In this season of great historical significance for Ireland, it's worth remembering that enslavement under authoritarian powers is something the Irish have always known, but have successfully resisted and overcome before. Our patron - St. Patrick - knew a thing or two about being enslaved in his own land, having freedoms removed, and yet he chose to return, on his own terms, in support of this land. Would either Collins or DeValera have fought to free this State, only to have its fortunes dictated to it by mathematical calculations, and bound not to the will of the people, but by the supply chain of Big Pharma?

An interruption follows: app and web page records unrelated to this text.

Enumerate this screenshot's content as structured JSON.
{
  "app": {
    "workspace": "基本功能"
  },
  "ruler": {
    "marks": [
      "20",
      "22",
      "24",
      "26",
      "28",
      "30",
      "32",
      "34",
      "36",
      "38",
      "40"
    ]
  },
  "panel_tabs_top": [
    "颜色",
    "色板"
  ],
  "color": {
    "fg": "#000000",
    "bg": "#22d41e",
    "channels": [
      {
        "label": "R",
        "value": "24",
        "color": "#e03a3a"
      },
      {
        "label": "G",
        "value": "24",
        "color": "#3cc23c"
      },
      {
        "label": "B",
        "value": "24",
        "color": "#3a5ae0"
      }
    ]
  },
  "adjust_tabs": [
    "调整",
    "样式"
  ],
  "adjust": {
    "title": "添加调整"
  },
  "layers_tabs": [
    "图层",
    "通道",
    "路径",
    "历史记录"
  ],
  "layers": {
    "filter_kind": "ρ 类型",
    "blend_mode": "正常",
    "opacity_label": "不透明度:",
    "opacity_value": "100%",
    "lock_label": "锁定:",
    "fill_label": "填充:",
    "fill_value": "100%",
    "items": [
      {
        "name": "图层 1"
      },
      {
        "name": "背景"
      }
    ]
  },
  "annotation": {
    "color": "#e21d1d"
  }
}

It's time we demand our governors get real, and give us back our freedom to choose. They must expect that not all the population of Ireland will be willing to shoulder the burden of handling this public health problem at such great cost anymore. It's time for government and health services to shoulder their share of the burden properly too. That is, after all, what we put them there for. If they can show us they're willing to support and trust us, then they'll have earned greater cooperation - cooperation they've taken for granted lately. Politicians telling us that "we get it; it's hard" doesn't quite cut it anymore. Our politicians need to know we're all in this together, including them, and including those of us who aren't model citizens anymore.